Crawl budget is an essential SEO idea that frequently gets ignored.
There are so many issues a SEO expert needs to remember that it’s frequently set aside for later.
But the thing is, crawl budget can, and should, be streamlined.
In this article, you will learn:
How to improve your crawl budget en route.
Go over the changes to crawl budget as an idea over the most recent few years.
So for those of us who’ve forgot what crawl budget even means, here’s a speedy recap.
Crawl budget is basically the recurrence with which search engine’s crawlers (i.e., spider and bots) go over the pages of your domain.
That frequency is conceptualized as a provisional harmony between Googlebot’s endeavors to not pack your server and Google’s overall desire to crawl your domain.
Crawl budget optimization is only a progression of steps that you can take explicitly to up the rate at which search engines’ bots visit your pages.
The more frequently they visit, the faster it gets into the record that the pages have been refreshed.
With that wording, it absolutely seems like the most significant thing we all should be doing every second, isn’t that so?
Well, not so much.
There are still things that are very rock solid and others’ importance has changed significantly to a point of not being relevant at all.
Despite everything you have to focus on what I call the “typical suspects” of site health.
This is an easy decision, and a natural first and most significant step.
Managing robots.txt should be possible by hand, or utilizing a site auditor tool.
I prefer to use tool where there is a possibility to use.
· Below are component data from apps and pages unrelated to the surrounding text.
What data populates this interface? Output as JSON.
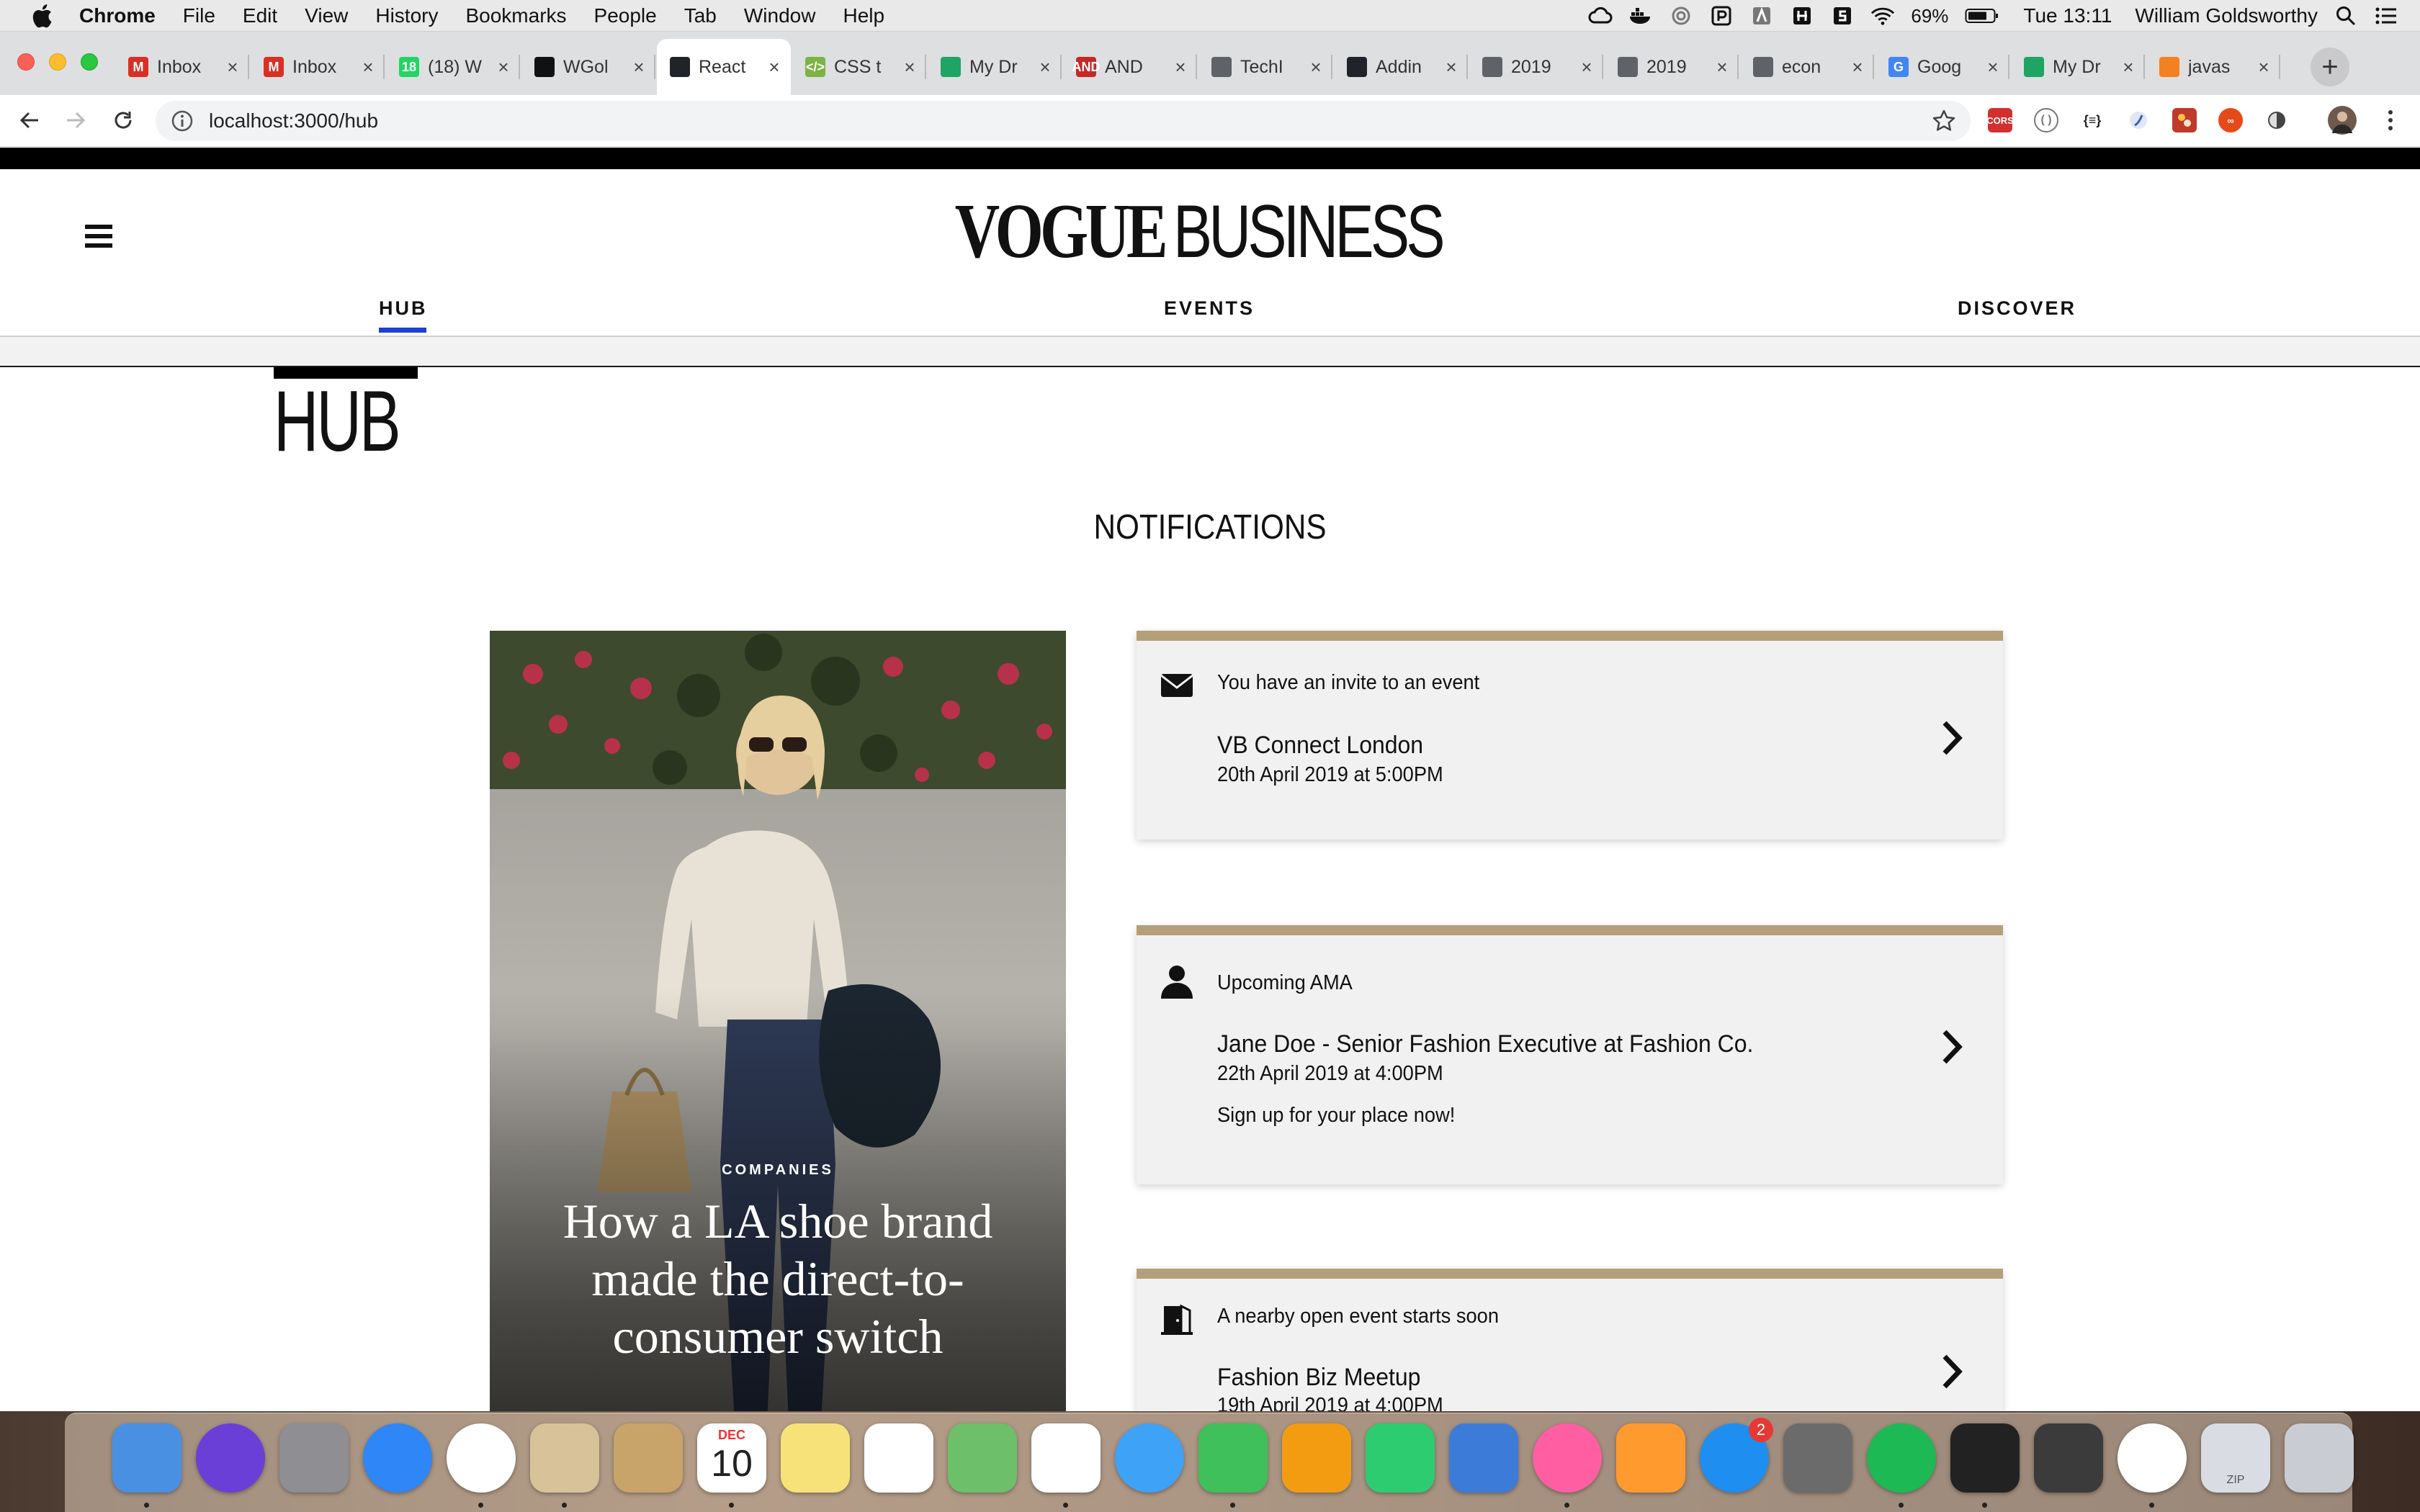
{
  "menubar": {
    "app_name": "Chrome",
    "menus": [
      "File",
      "Edit",
      "View",
      "History",
      "Bookmarks",
      "People",
      "Tab",
      "Window",
      "Help"
    ],
    "battery": "69%",
    "clock": "Tue 13:11",
    "user": "William Goldsworthy"
  },
  "tabs": [
    {
      "title": "Inbox",
      "icon": "gmail-icon",
      "color": "#d93025",
      "glyph": "M"
    },
    {
      "title": "Inbox",
      "icon": "gmail-icon",
      "color": "#d93025",
      "glyph": "M"
    },
    {
      "title": "(18) W",
      "icon": "whatsapp-icon",
      "color": "#25d366",
      "glyph": "18"
    },
    {
      "title": "WGol",
      "icon": "github-icon",
      "color": "#111111",
      "glyph": ""
    },
    {
      "title": "React",
      "icon": "react-icon",
      "color": "#20232a",
      "glyph": "",
      "active": true
    },
    {
      "title": "CSS t",
      "icon": "css-icon",
      "color": "#7cb342",
      "glyph": "</>"
    },
    {
      "title": "My Dr",
      "icon": "google-drive-icon",
      "color": "#1fa463",
      "glyph": ""
    },
    {
      "title": "AND",
      "icon": "and-digital-icon",
      "color": "#c62828",
      "glyph": "AND"
    },
    {
      "title": "TechI",
      "icon": "globe-icon",
      "color": "#5f6368",
      "glyph": ""
    },
    {
      "title": "Addin",
      "icon": "react-icon",
      "color": "#20232a",
      "glyph": ""
    },
    {
      "title": "2019",
      "icon": "globe-icon",
      "color": "#5f6368",
      "glyph": ""
    },
    {
      "title": "2019",
      "icon": "globe-icon",
      "color": "#5f6368",
      "glyph": ""
    },
    {
      "title": "econ",
      "icon": "globe-icon",
      "color": "#5f6368",
      "glyph": ""
    },
    {
      "title": "Goog",
      "icon": "google-icon",
      "color": "#4285f4",
      "glyph": "G"
    },
    {
      "title": "My Dr",
      "icon": "google-drive-icon",
      "color": "#1fa463",
      "glyph": ""
    },
    {
      "title": "javas",
      "icon": "stackoverflow-icon",
      "color": "#f48024",
      "glyph": ""
    }
  ],
  "toolbar": {
    "url": "localhost:3000/hub"
  },
  "site": {
    "logo_vogue": "VOGUE",
    "logo_business": "BUSINESS",
    "nav": [
      {
        "label": "HUB",
        "active": true
      },
      {
        "label": "EVENTS"
      },
      {
        "label": "DISCOVER"
      }
    ],
    "accent_color": "#1f3fd6",
    "card_border_color": "#b39f7a"
  },
  "hub": {
    "title": "HUB",
    "notifications_heading": "NOTIFICATIONS",
    "article": {
      "kicker": "COMPANIES",
      "headline": "How a LA shoe brand made the direct-to-consumer switch"
    },
    "notifications": [
      {
        "icon": "envelope-icon",
        "type": "You have an invite to an event",
        "name": "VB Connect London",
        "date": "20th April 2019 at 5:00PM",
        "extra": ""
      },
      {
        "icon": "person-icon",
        "type": "Upcoming AMA",
        "name": "Jane Doe - Senior Fashion Executive at Fashion Co.",
        "date": "22th April 2019 at 4:00PM",
        "extra": "Sign up for your place now!"
      },
      {
        "icon": "open-door-icon",
        "type": "A nearby open event starts soon",
        "name": "Fashion Biz Meetup",
        "date": "19th April 2019 at 4:00PM",
        "extra": ""
      }
    ]
  },
  "dock": {
    "apps": [
      "Finder",
      "Siri",
      "Launchpad",
      "Safari",
      "Chrome",
      "Mail",
      "Contacts",
      "Calendar",
      "Notes",
      "Reminders",
      "Maps",
      "Photos",
      "Messages",
      "FaceTime",
      "Pages",
      "Numbers",
      "Keynote",
      "iTunes",
      "Books",
      "App Store",
      "System Preferences",
      "Spotify",
      "Terminal",
      "Sublime Text",
      "Slack",
      "Archive",
      "Trash"
    ],
    "calendar_month": "DEC",
    "calendar_day": "10",
    "app_store_badge": "2",
    "archive_label": "ZIP"
  }
}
This is one of the cases where a tool is essentially more helpful and viable.
Simply add your robots.txt to your preferred tool will enable you to allow/block crawling of any page of your domains in a flash. then you’ll essentially transfer an edited document and voila!
Clearly, anyone can essentially do it by hand. In any case, from my own experience I realize that with an extremely large site, where visit alignments may be required, it’s simply such a easier to let a tool help you out.
This is a presence of mind way to deal with site well being.
In a perfect world, you would have the option to abstain from having even a single redirect chain on your whole domain.
Truly, it’s an impossible task for an extremely huge site – 301 and 302 redirects will undoubtedly show up.
But a lot of those, chained together, unquestionably hurt your crawl limit, to a point where search engine’s crawler may simply quit crawling without getting to the page you need listed.
A couple redirects to a great extent probably won’t harm you much, but it’s something that everyone needs to take great consideration of in any case.
Then again, other search engines aren’t exactly there yet.
Hence, my own point of view is, at whatever point conceivable, you should stick to HTML.
That way, you’re not harming your odds with any crawler without a doubt.
In fact, 404 and 410 pages eat into your crawl budget.
Furthermore, if that wasn’t terrible enough, they also hurt your client experience!
This is actually why fixing all 4xx and 5xx status codes is actually a win-win situation.
For this situation, once more, I’m agreeable to using a tool for website audit.
SE Ranking and Screaming Frog are two or three incredible tools SEO experts use to do a site review.
Continuously remember that different URLs are considered by crawlers separate pages, squandering important crawl budget.
Once more, telling Google about these URL parameters will be a success win situation, save your crawl budget, as well as avoid raising worries about copy content.
So be sure to add them to your Google Search Console account.